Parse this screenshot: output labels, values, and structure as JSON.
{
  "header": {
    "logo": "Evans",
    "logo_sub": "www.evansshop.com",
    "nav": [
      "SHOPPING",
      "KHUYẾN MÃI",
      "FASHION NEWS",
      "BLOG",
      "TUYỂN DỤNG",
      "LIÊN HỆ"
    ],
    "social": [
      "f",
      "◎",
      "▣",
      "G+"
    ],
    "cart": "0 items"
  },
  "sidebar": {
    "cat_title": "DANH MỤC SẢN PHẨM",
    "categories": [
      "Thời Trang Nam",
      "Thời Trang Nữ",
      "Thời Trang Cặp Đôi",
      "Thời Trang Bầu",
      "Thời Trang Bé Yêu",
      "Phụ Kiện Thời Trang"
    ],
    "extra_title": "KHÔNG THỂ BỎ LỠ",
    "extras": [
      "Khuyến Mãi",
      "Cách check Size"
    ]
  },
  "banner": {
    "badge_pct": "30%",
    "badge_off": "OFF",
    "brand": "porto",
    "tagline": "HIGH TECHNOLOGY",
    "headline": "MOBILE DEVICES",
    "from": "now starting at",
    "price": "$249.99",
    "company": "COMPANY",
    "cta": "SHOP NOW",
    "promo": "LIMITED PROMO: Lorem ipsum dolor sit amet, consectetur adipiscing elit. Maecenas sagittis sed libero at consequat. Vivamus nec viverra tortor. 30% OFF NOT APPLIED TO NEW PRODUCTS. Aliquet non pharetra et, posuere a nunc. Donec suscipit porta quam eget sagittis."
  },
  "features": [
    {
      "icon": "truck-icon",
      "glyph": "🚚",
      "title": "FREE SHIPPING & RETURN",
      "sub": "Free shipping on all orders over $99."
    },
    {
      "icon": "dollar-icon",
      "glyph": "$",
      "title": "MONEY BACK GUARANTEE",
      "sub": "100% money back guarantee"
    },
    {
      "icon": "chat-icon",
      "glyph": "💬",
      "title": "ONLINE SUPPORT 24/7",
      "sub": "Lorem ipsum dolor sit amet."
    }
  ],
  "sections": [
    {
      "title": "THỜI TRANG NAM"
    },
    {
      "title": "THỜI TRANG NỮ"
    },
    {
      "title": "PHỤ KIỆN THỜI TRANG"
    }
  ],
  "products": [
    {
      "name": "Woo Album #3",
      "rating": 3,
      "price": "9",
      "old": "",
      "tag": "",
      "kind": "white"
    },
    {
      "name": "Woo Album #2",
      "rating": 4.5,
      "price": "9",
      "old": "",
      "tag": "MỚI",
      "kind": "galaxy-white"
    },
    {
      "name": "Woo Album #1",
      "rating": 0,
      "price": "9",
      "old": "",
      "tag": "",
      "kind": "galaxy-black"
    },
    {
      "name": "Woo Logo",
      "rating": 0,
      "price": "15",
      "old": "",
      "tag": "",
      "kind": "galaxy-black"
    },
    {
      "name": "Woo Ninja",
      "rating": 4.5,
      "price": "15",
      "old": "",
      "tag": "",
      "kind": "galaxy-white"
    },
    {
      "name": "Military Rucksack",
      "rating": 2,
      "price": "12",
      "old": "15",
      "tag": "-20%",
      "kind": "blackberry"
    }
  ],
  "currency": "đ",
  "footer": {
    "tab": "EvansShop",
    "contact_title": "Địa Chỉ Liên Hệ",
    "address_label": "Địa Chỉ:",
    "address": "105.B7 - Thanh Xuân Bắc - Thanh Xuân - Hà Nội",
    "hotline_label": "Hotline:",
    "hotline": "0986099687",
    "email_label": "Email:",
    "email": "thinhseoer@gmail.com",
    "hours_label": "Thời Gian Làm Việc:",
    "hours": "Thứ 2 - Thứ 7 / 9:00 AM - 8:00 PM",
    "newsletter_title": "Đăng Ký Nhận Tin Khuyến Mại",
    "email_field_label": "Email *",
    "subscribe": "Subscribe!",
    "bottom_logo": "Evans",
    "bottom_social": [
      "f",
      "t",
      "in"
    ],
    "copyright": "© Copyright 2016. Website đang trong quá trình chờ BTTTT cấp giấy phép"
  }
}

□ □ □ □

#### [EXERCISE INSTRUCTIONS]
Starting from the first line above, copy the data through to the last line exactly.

#### [FINISHED EXERCISE]
Parse this screenshot: output labels, values, and structure as JSON.
{
  "header": {
    "logo": "Evans",
    "logo_sub": "www.evansshop.com",
    "nav": [
      "SHOPPING",
      "KHUYẾN MÃI",
      "FASHION NEWS",
      "BLOG",
      "TUYỂN DỤNG",
      "LIÊN HỆ"
    ],
    "social": [
      "f",
      "◎",
      "▣",
      "G+"
    ],
    "cart": "0 items"
  },
  "sidebar": {
    "cat_title": "DANH MỤC SẢN PHẨM",
    "categories": [
      "Thời Trang Nam",
      "Thời Trang Nữ",
      "Thời Trang Cặp Đôi",
      "Thời Trang Bầu",
      "Thời Trang Bé Yêu",
      "Phụ Kiện Thời Trang"
    ],
    "extra_title": "KHÔNG THỂ BỎ LỠ",
    "extras": [
      "Khuyến Mãi",
      "Cách check Size"
    ]
  },
  "banner": {
    "badge_pct": "30%",
    "badge_off": "OFF",
    "brand": "porto",
    "tagline": "HIGH TECHNOLOGY",
    "headline": "MOBILE DEVICES",
    "from": "now starting at",
    "price": "$249.99",
    "company": "COMPANY",
    "cta": "SHOP NOW",
    "promo": "LIMITED PROMO: Lorem ipsum dolor sit amet, consectetur adipiscing elit. Maecenas sagittis sed libero at consequat. Vivamus nec viverra tortor. 30% OFF NOT APPLIED TO NEW PRODUCTS. Aliquet non pharetra et, posuere a nunc. Donec suscipit porta quam eget sagittis."
  },
  "features": [
    {
      "icon": "truck-icon",
      "glyph": "🚚",
      "title": "FREE SHIPPING & RETURN",
      "sub": "Free shipping on all orders over $99."
    },
    {
      "icon": "dollar-icon",
      "glyph": "$",
      "title": "MONEY BACK GUARANTEE",
      "sub": "100% money back guarantee"
    },
    {
      "icon": "chat-icon",
      "glyph": "💬",
      "title": "ONLINE SUPPORT 24/7",
      "sub": "Lorem ipsum dolor sit amet."
    }
  ],
  "sections": [
    {
      "title": "THỜI TRANG NAM"
    },
    {
      "title": "THỜI TRANG NỮ"
    },
    {
      "title": "PHỤ KIỆN THỜI TRANG"
    }
  ],
  "products": [
    {
      "name": "Woo Album #3",
      "rating": 3,
      "price": "9",
      "old": "",
      "tag": "",
      "kind": "white"
    },
    {
      "name": "Woo Album #2",
      "rating": 4.5,
      "price": "9",
      "old": "",
      "tag": "MỚI",
      "kind": "galaxy-white"
    },
    {
      "name": "Woo Album #1",
      "rating": 0,
      "price": "9",
      "old": "",
      "tag": "",
      "kind": "galaxy-black"
    },
    {
      "name": "Woo Logo",
      "rating": 0,
      "price": "15",
      "old": "",
      "tag": "",
      "kind": "galaxy-black"
    },
    {
      "name": "Woo Ninja",
      "rating": 4.5,
      "price": "15",
      "old": "",
      "tag": "",
      "kind": "galaxy-white"
    },
    {
      "name": "Military Rucksack",
      "rating": 2,
      "price": "12",
      "old": "15",
      "tag": "-20%",
      "kind": "blackberry"
    }
  ],
  "currency": "đ",
  "footer": {
    "tab": "EvansShop",
    "contact_title": "Địa Chỉ Liên Hệ",
    "address_label": "Địa Chỉ:",
    "address": "105.B7 - Thanh Xuân Bắc - Thanh Xuân - Hà Nội",
    "hotline_label": "Hotline:",
    "hotline": "0986099687",
    "email_label": "Email:",
    "email": "thinhseoer@gmail.com",
    "hours_label": "Thời Gian Làm Việc:",
    "hours": "Thứ 2 - Thứ 7 / 9:00 AM - 8:00 PM",
    "newsletter_title": "Đăng Ký Nhận Tin Khuyến Mại",
    "email_field_label": "Email *",
    "subscribe": "Subscribe!",
    "bottom_logo": "Evans",
    "bottom_social": [
      "f",
      "t",
      "in"
    ],
    "copyright": "© Copyright 2016. Website đang trong quá trình chờ BTTTT cấp giấy phép"
  }
}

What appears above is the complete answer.